The diversified healthcare company said it earned $2.5 billion, or 88 cents per share, in the quarter, compared with $2.76 billion, or 94 cents per share, in the year-earlier period.
Excluding special items, including the $528 million after-tax restructuring charge, J&J earned $1.06 per share. Analysts on average expected 99 cents per share, according to Reuters Estimates.
The company in July said it would cut 4 percent of its work force amid declining sales of Procrit and stents used to prop open coronary arteries. The restructuring is also meant to buttress the company ahead of patent expirations on schizophrenia treatment Risperdal and its epilepsy drug Topamax in 2008 and 2009, respectively.
"J&J's third-quarter results reflect the broad-based nature of the company's portfolio and the cost-cutting ability of the company," Bank of America analyst Glenn Novarro said in a research note.
Novarro said he believes investors "are underestimating J&J's earnings power" and that over the next three years the company can generate annual earnings-per-share growth of almost 10 percent despite the coming patent expirations on Risperdal and Topamax.
In view of the better-than-expected quarterly results, the company slightly raised its full-year 2007 profit forecast to between $4.10 and $4.13 per share.
Third-quarter sales jumped almost 13 percent to $14.97 billion, about $100 million higher than the Reuters Estimates forecast.
Global sales of prescription drugs rose 3.7 percent to $6.1 billion, but would have grown only 1.2 percent if not for positive foreign exchange factors.
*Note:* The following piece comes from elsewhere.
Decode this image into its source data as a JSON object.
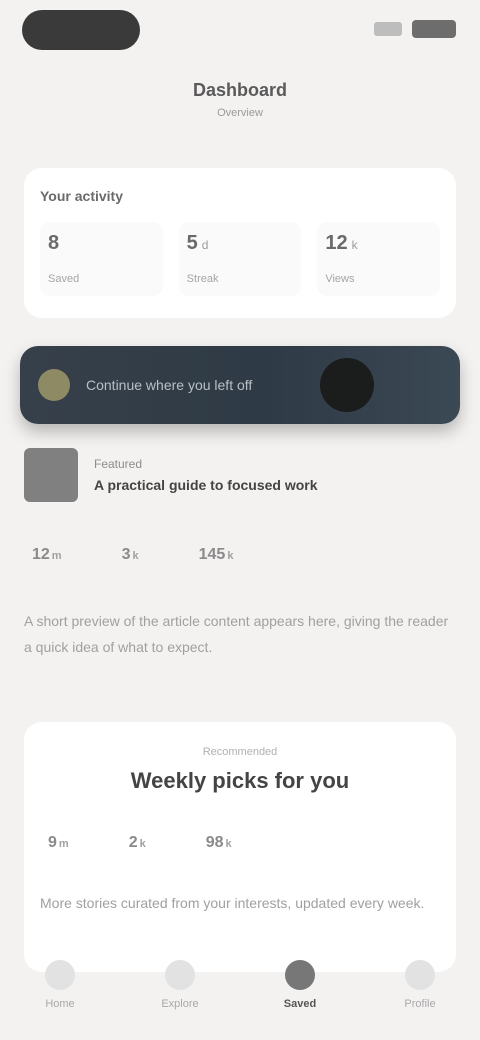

Procrit sales plunged 27 percent to $380 million, hurt by studies showing that overly high doses of such anemia drugs can increase the risk of death among some patients.
A number of other J&J drugs lost ground due to competition from cheaper generics, including its Duragesic pain patch, whose sales fell 23 percent to $107 million.
But Topamax revenue jumped 14 percent to $498 million, while Remicade rose 7.5 percent to $648 million.
Sales of medical devices and diagnostics rose 6 percent to $5.2 billion, with sharply higher demand for J&J's disposable contact lenses, blood glucose monitoring and insulin delivery devices, orthopedic devices and products used in minimally invasive surgery.
But U.S. sales of the company's drug-coated Cypher stent fell more than 40 percent amid lingering concerns that such devices can increase the long-term risk of blood clots that cause heart attacks, and plunged by a similar magnitude overseas amid growing competition from rival products.
Revenue from J&J's consumer health-care products jumped almost 48 percent in the quarter to $3.6 billion, bolstered by the recent acquisition of Pfizer's array of consumer brands -- including Listerine mouthwash. Excluding the new Pfizer brands, consumer product sales would have risen 3.5 percent, J&J said.